PSC300.2 Making Up Machiavelli (Spring)

Niccolò Machiavelli, Florence-born author of The Prince, is the mastermind of the global political game, the founder of political science who understood how to manipulate human affairs to achieve any desired end. Though he never put it on paper, the famous maxim that °the ends justify the means° is attributed to him. But do they? And does he really mean it? For him, politics is the realm of appearances, the place for inventing ideas and identities, the theatre of dissimulation–where truth is subjected to power, power is mingled with lies, and propaganda, both written and visual, is the principal tool of power. It would appear that Machiavelli is the original evil genius, and his name In adjectival form is used to describe any self-serving dictator. On closer inspection, however, perhaps Messer Niccolò Is less ruthless than usually portrayed. His work raises important issues of morality in politics and provides lessons about how best to govern–if you know how to interpret them. This course will examine those issues and lessons, and analyze the multifarious, high- and low-brow reactions to the 500-year-old Prince, one of the most influential works of political theory and practice ever written. We will take full advantage of being in Machiavelli’s hometown, and evoke the environment of his life and career, from his office in the Palazzo Vecchio, to his countryside villa in San Casciano and his tomb in the church of Santa Croce, as well as the artworks depicting both him and the lessons he offers to the rulers of Florence. We will also “play” with many levels of “pop culture” including Machiavelli’s presence in the videogame Assassin’s Creed In order to discern the man and his Ideas from the myth.

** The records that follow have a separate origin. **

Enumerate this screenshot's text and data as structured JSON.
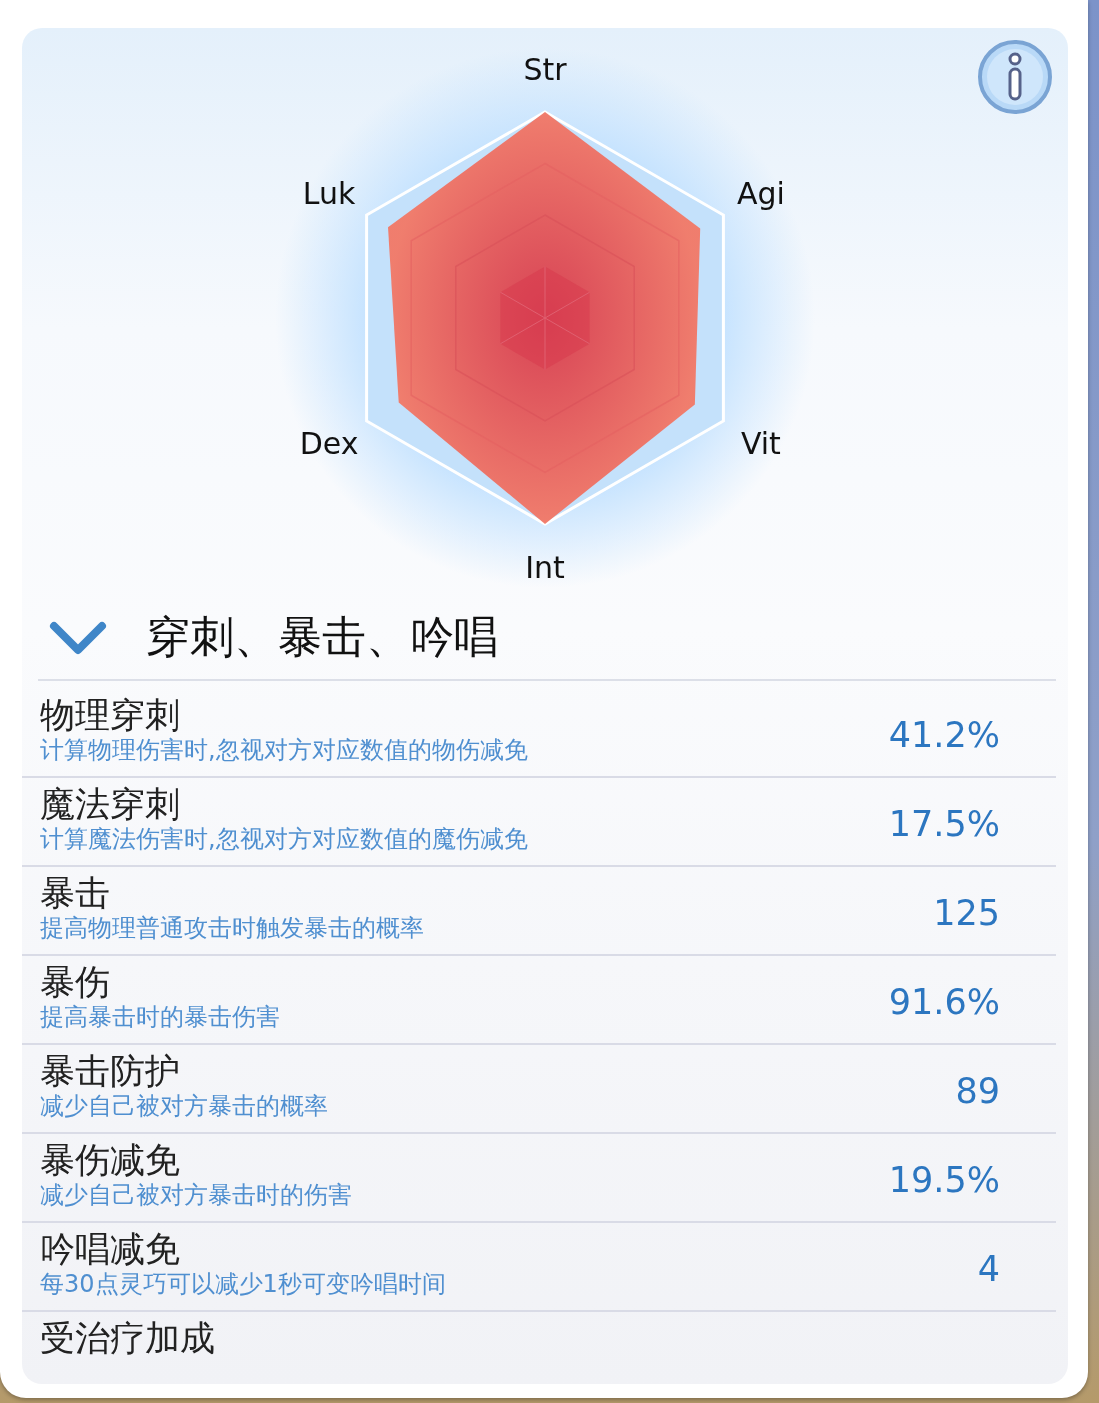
{
  "radar": {
    "axes": [
      "Str",
      "Agi",
      "Vit",
      "Int",
      "Dex",
      "Luk"
    ]
  },
  "section": {
    "title": "穿刺、暴击、吟唱",
    "expanded": true
  },
  "stats": [
    {
      "name": "物理穿刺",
      "description": "计算物理伤害时,忽视对方对应数值的物伤减免",
      "value": "41.2%"
    },
    {
      "name": "魔法穿刺",
      "description": "计算魔法伤害时,忽视对方对应数值的魔伤减免",
      "value": "17.5%"
    },
    {
      "name": "暴击",
      "description": "提高物理普通攻击时触发暴击的概率",
      "value": "125"
    },
    {
      "name": "暴伤",
      "description": "提高暴击时的暴击伤害",
      "value": "91.6%"
    },
    {
      "name": "暴击防护",
      "description": "减少自己被对方暴击的概率",
      "value": "89"
    },
    {
      "name": "暴伤减免",
      "description": "减少自己被对方暴击时的伤害",
      "value": "19.5%"
    },
    {
      "name": "吟唱减免",
      "description": "每30点灵巧可以减少1秒可变吟唱时间",
      "value": "4"
    },
    {
      "name": "受治疗加成"
    }
  ]
}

This course has an associated course fee. See the Course Fees webpage for more information.

Department: Political Science

Location: Florence

Semester: Spring

Credits: 3